What the task asks: The response should be the records below, repeated exactly, with each picture left out.

++++ Task input ++++

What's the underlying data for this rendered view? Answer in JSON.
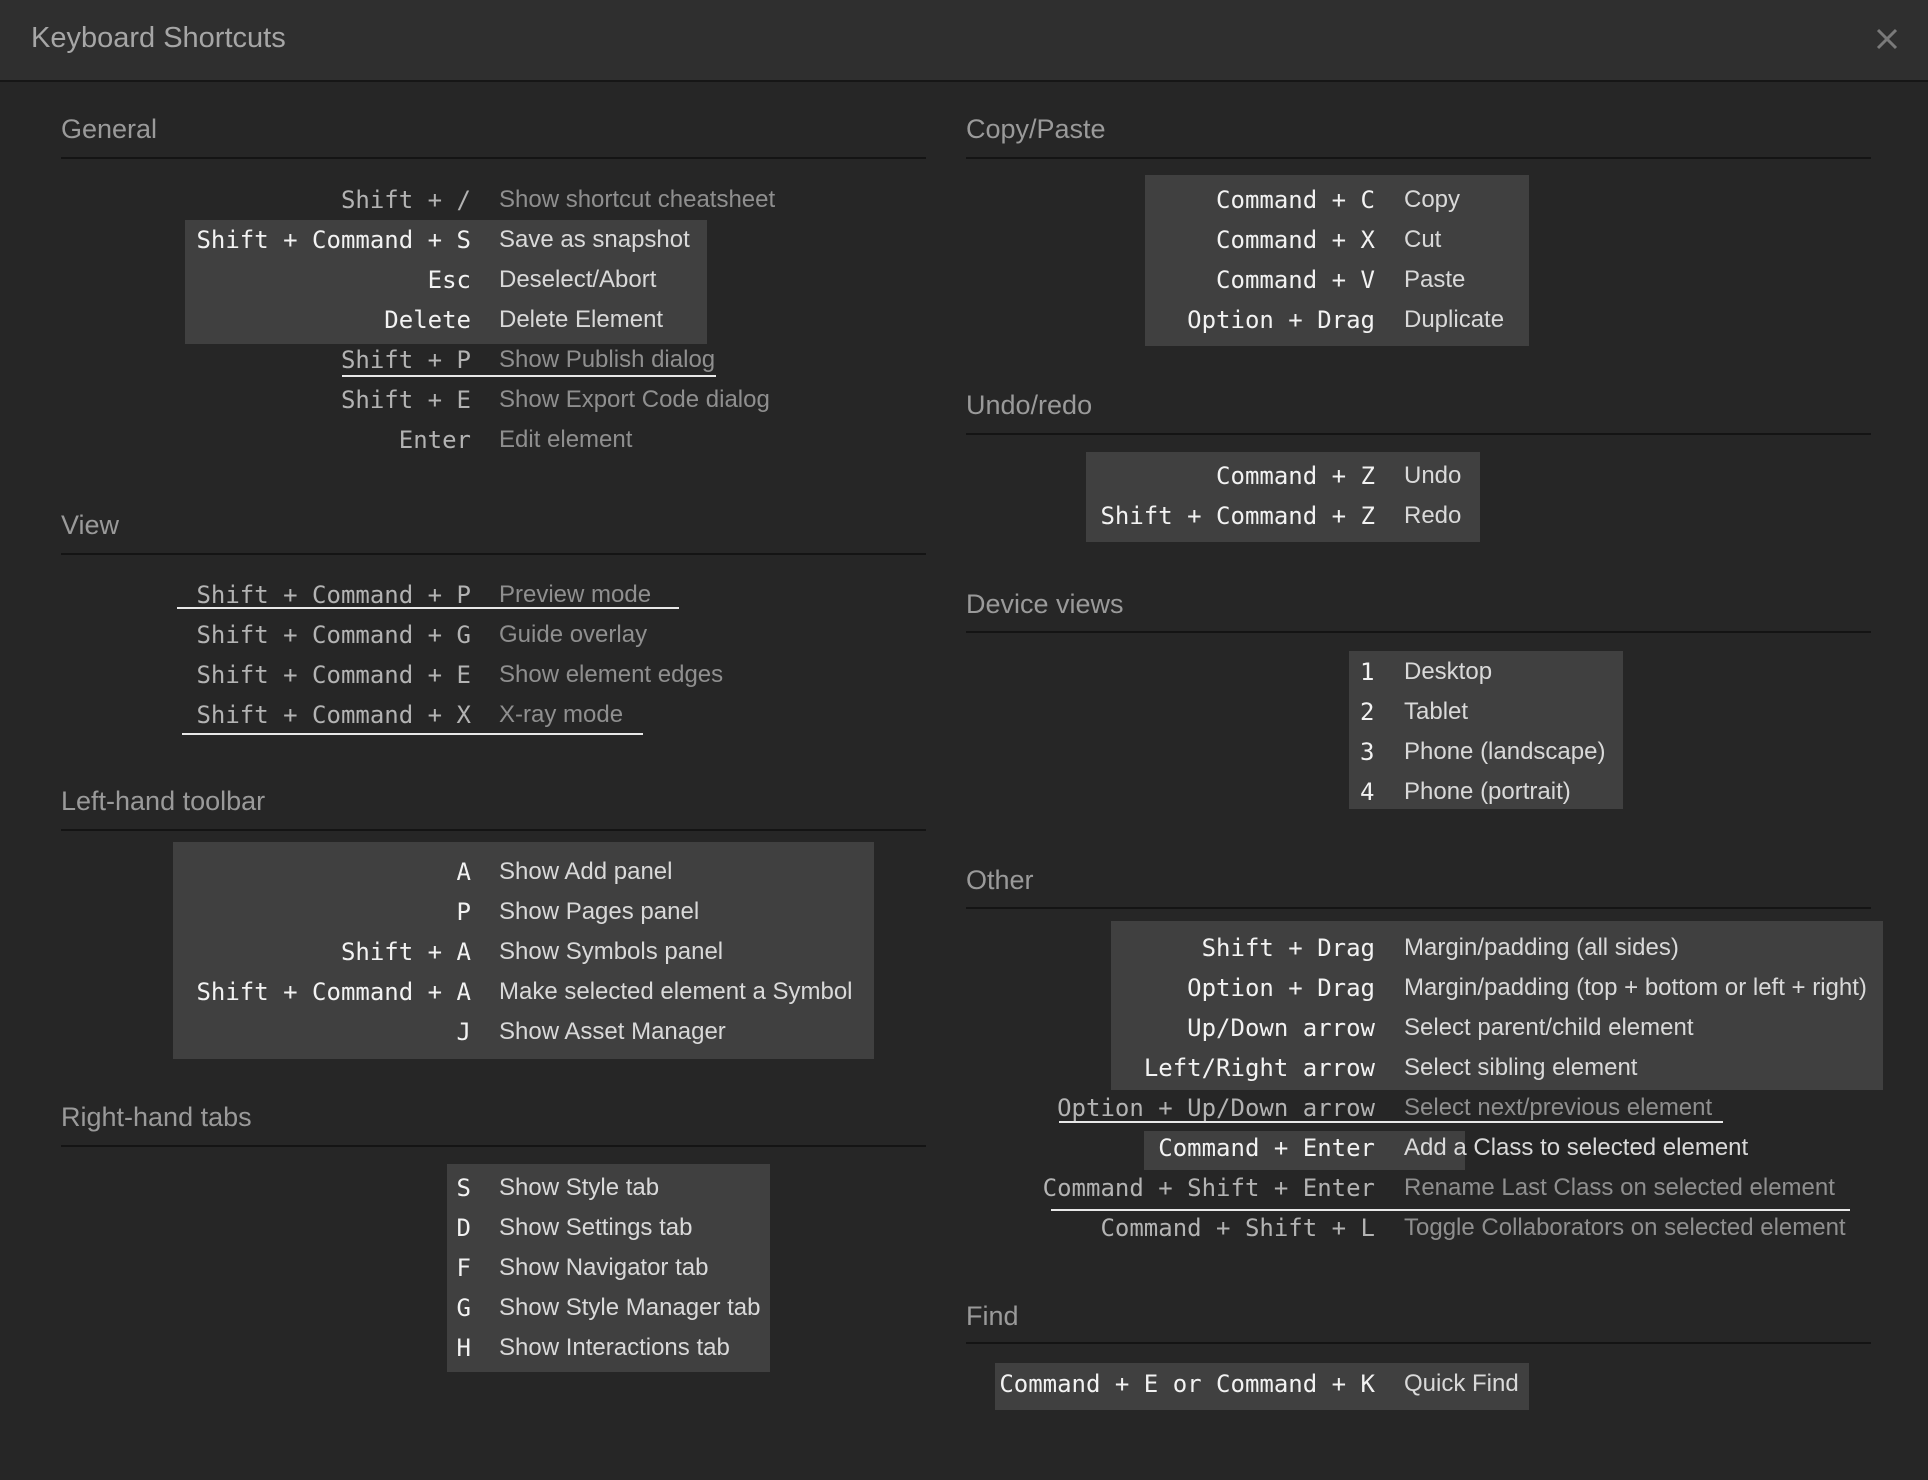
{
  "header": {
    "title": "Keyboard Shortcuts",
    "close_icon": "close-icon"
  },
  "sections": {
    "general": {
      "title": "General",
      "rows": [
        {
          "key": "Shift + /",
          "desc": "Show shortcut cheatsheet"
        },
        {
          "key": "Shift + Command + S",
          "desc": "Save as snapshot"
        },
        {
          "key": "Esc",
          "desc": "Deselect/Abort"
        },
        {
          "key": "Delete",
          "desc": "Delete Element"
        },
        {
          "key": "Shift + P",
          "desc": "Show Publish dialog"
        },
        {
          "key": "Shift + E",
          "desc": "Show Export Code dialog"
        },
        {
          "key": "Enter",
          "desc": "Edit element"
        }
      ]
    },
    "view": {
      "title": "View",
      "rows": [
        {
          "key": "Shift + Command + P",
          "desc": "Preview mode"
        },
        {
          "key": "Shift + Command + G",
          "desc": "Guide overlay"
        },
        {
          "key": "Shift + Command + E",
          "desc": "Show element edges"
        },
        {
          "key": "Shift + Command + X",
          "desc": "X-ray mode"
        }
      ]
    },
    "left_toolbar": {
      "title": "Left-hand toolbar",
      "rows": [
        {
          "key": "A",
          "desc": "Show Add panel"
        },
        {
          "key": "P",
          "desc": "Show Pages panel"
        },
        {
          "key": "Shift + A",
          "desc": "Show Symbols panel"
        },
        {
          "key": "Shift + Command + A",
          "desc": "Make selected element a Symbol"
        },
        {
          "key": "J",
          "desc": "Show Asset Manager"
        }
      ]
    },
    "right_tabs": {
      "title": "Right-hand tabs",
      "rows": [
        {
          "key": "S",
          "desc": "Show Style tab"
        },
        {
          "key": "D",
          "desc": "Show Settings tab"
        },
        {
          "key": "F",
          "desc": "Show Navigator tab"
        },
        {
          "key": "G",
          "desc": "Show Style Manager tab"
        },
        {
          "key": "H",
          "desc": "Show Interactions tab"
        }
      ]
    },
    "copy_paste": {
      "title": "Copy/Paste",
      "rows": [
        {
          "key": "Command + C",
          "desc": "Copy"
        },
        {
          "key": "Command + X",
          "desc": "Cut"
        },
        {
          "key": "Command + V",
          "desc": "Paste"
        },
        {
          "key": "Option + Drag",
          "desc": "Duplicate"
        }
      ]
    },
    "undo_redo": {
      "title": "Undo/redo",
      "rows": [
        {
          "key": "Command + Z",
          "desc": "Undo"
        },
        {
          "key": "Shift + Command + Z",
          "desc": "Redo"
        }
      ]
    },
    "device_views": {
      "title": "Device views",
      "rows": [
        {
          "key": "1",
          "desc": "Desktop"
        },
        {
          "key": "2",
          "desc": "Tablet"
        },
        {
          "key": "3",
          "desc": "Phone (landscape)"
        },
        {
          "key": "4",
          "desc": "Phone (portrait)"
        }
      ]
    },
    "other": {
      "title": "Other",
      "rows": [
        {
          "key": "Shift + Drag",
          "desc": "Margin/padding (all sides)"
        },
        {
          "key": "Option + Drag",
          "desc": "Margin/padding (top + bottom or left + right)"
        },
        {
          "key": "Up/Down arrow",
          "desc": "Select parent/child element"
        },
        {
          "key": "Left/Right arrow",
          "desc": "Select sibling element"
        },
        {
          "key": "Option + Up/Down arrow",
          "desc": "Select next/previous element"
        },
        {
          "key": "Command + Enter",
          "desc": "Add a Class to selected element"
        },
        {
          "key": "Command + Shift + Enter",
          "desc": "Rename Last Class on selected element"
        },
        {
          "key": "Command + Shift + L",
          "desc": "Toggle Collaborators on selected element"
        }
      ]
    },
    "find": {
      "title": "Find",
      "rows": [
        {
          "key": "Command + E or Command + K",
          "desc": "Quick Find"
        }
      ]
    }
  }
}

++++

Exercise answer:
What's the underlying data for this rendered view? Answer in JSON.
{
  "header": {
    "title": "Keyboard Shortcuts",
    "close_icon": "close-icon"
  },
  "sections": {
    "general": {
      "title": "General",
      "rows": [
        {
          "key": "Shift + /",
          "desc": "Show shortcut cheatsheet"
        },
        {
          "key": "Shift + Command + S",
          "desc": "Save as snapshot"
        },
        {
          "key": "Esc",
          "desc": "Deselect/Abort"
        },
        {
          "key": "Delete",
          "desc": "Delete Element"
        },
        {
          "key": "Shift + P",
          "desc": "Show Publish dialog"
        },
        {
          "key": "Shift + E",
          "desc": "Show Export Code dialog"
        },
        {
          "key": "Enter",
          "desc": "Edit element"
        }
      ]
    },
    "view": {
      "title": "View",
      "rows": [
        {
          "key": "Shift + Command + P",
          "desc": "Preview mode"
        },
        {
          "key": "Shift + Command + G",
          "desc": "Guide overlay"
        },
        {
          "key": "Shift + Command + E",
          "desc": "Show element edges"
        },
        {
          "key": "Shift + Command + X",
          "desc": "X-ray mode"
        }
      ]
    },
    "left_toolbar": {
      "title": "Left-hand toolbar",
      "rows": [
        {
          "key": "A",
          "desc": "Show Add panel"
        },
        {
          "key": "P",
          "desc": "Show Pages panel"
        },
        {
          "key": "Shift + A",
          "desc": "Show Symbols panel"
        },
        {
          "key": "Shift + Command + A",
          "desc": "Make selected element a Symbol"
        },
        {
          "key": "J",
          "desc": "Show Asset Manager"
        }
      ]
    },
    "right_tabs": {
      "title": "Right-hand tabs",
      "rows": [
        {
          "key": "S",
          "desc": "Show Style tab"
        },
        {
          "key": "D",
          "desc": "Show Settings tab"
        },
        {
          "key": "F",
          "desc": "Show Navigator tab"
        },
        {
          "key": "G",
          "desc": "Show Style Manager tab"
        },
        {
          "key": "H",
          "desc": "Show Interactions tab"
        }
      ]
    },
    "copy_paste": {
      "title": "Copy/Paste",
      "rows": [
        {
          "key": "Command + C",
          "desc": "Copy"
        },
        {
          "key": "Command + X",
          "desc": "Cut"
        },
        {
          "key": "Command + V",
          "desc": "Paste"
        },
        {
          "key": "Option + Drag",
          "desc": "Duplicate"
        }
      ]
    },
    "undo_redo": {
      "title": "Undo/redo",
      "rows": [
        {
          "key": "Command + Z",
          "desc": "Undo"
        },
        {
          "key": "Shift + Command + Z",
          "desc": "Redo"
        }
      ]
    },
    "device_views": {
      "title": "Device views",
      "rows": [
        {
          "key": "1",
          "desc": "Desktop"
        },
        {
          "key": "2",
          "desc": "Tablet"
        },
        {
          "key": "3",
          "desc": "Phone (landscape)"
        },
        {
          "key": "4",
          "desc": "Phone (portrait)"
        }
      ]
    },
    "other": {
      "title": "Other",
      "rows": [
        {
          "key": "Shift + Drag",
          "desc": "Margin/padding (all sides)"
        },
        {
          "key": "Option + Drag",
          "desc": "Margin/padding (top + bottom or left + right)"
        },
        {
          "key": "Up/Down arrow",
          "desc": "Select parent/child element"
        },
        {
          "key": "Left/Right arrow",
          "desc": "Select sibling element"
        },
        {
          "key": "Option + Up/Down arrow",
          "desc": "Select next/previous element"
        },
        {
          "key": "Command + Enter",
          "desc": "Add a Class to selected element"
        },
        {
          "key": "Command + Shift + Enter",
          "desc": "Rename Last Class on selected element"
        },
        {
          "key": "Command + Shift + L",
          "desc": "Toggle Collaborators on selected element"
        }
      ]
    },
    "find": {
      "title": "Find",
      "rows": [
        {
          "key": "Command + E or Command + K",
          "desc": "Quick Find"
        }
      ]
    }
  }
}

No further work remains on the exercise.